Go through the listing beneath and show each line containing the string "name".

→ The data:
---+---

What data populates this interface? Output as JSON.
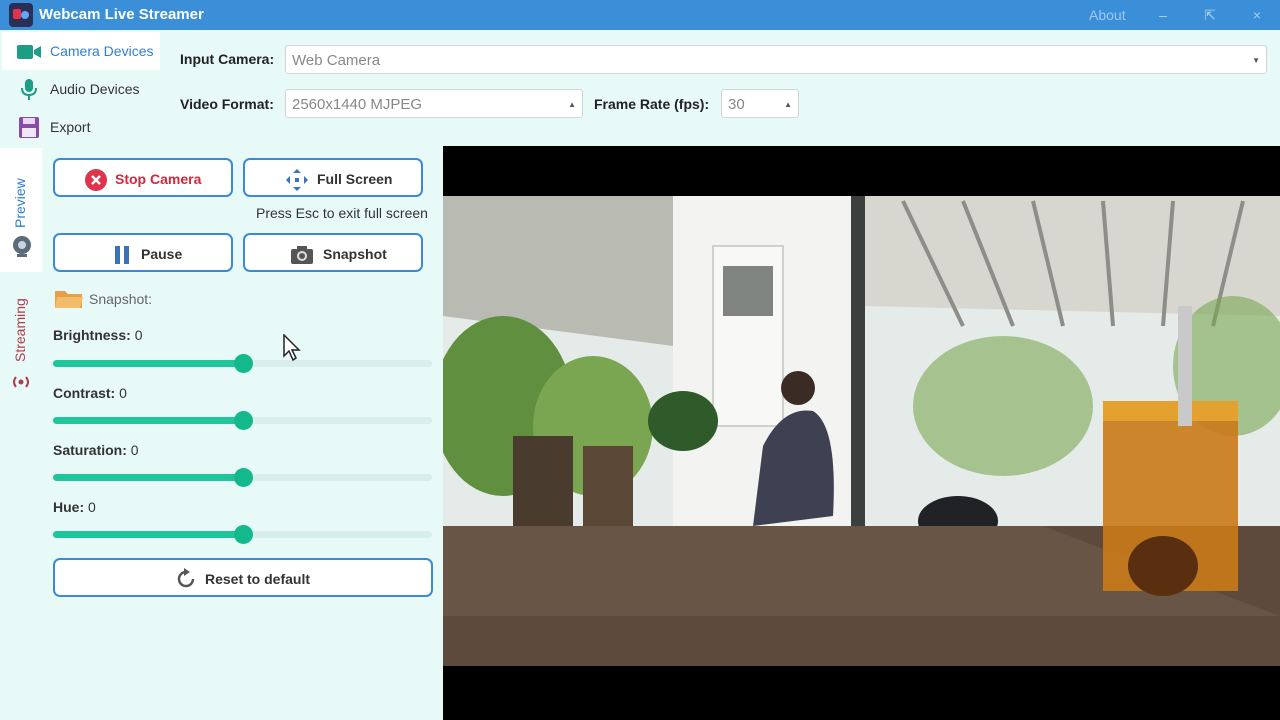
{
  "window": {
    "title": "Webcam Live Streamer",
    "about_label": "About",
    "minimize_label": "–",
    "pin_label": "⇱",
    "close_label": "×"
  },
  "nav": {
    "items": [
      {
        "label": "Camera Devices",
        "icon": "camera-icon",
        "active": true
      },
      {
        "label": "Audio Devices",
        "icon": "microphone-icon",
        "active": false
      },
      {
        "label": "Export",
        "icon": "floppy-disk-icon",
        "active": false
      }
    ]
  },
  "camera": {
    "input_label": "Input Camera:",
    "input_value": "Web Camera",
    "format_label": "Video Format:",
    "format_value": "2560x1440 MJPEG",
    "framerate_label": "Frame Rate (fps):",
    "framerate_value": "30"
  },
  "side_tabs": {
    "preview": "Preview",
    "streaming": "Streaming"
  },
  "controls": {
    "stop_camera": "Stop Camera",
    "full_screen": "Full Screen",
    "fullscreen_hint": "Press Esc to exit full screen",
    "pause": "Pause",
    "snapshot": "Snapshot",
    "snapshot_folder_label": "Snapshot:",
    "reset": "Reset to default"
  },
  "adjustments": [
    {
      "name": "Brightness:",
      "value": "0",
      "level": 0.5
    },
    {
      "name": "Contrast:",
      "value": "0",
      "level": 0.5
    },
    {
      "name": "Saturation:",
      "value": "0",
      "level": 0.5
    },
    {
      "name": "Hue:",
      "value": "0",
      "level": 0.5
    }
  ],
  "colors": {
    "titlebar": "#3b8fd9",
    "accent_green": "#1fc59b",
    "button_border": "#3a8ad8",
    "stop_red": "#e0344a",
    "panel_bg": "#e8faf7"
  }
}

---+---

→ Reply to the task:
      "name": "Brightness:",
      "name": "Contrast:",
      "name": "Saturation:",
      "name": "Hue:",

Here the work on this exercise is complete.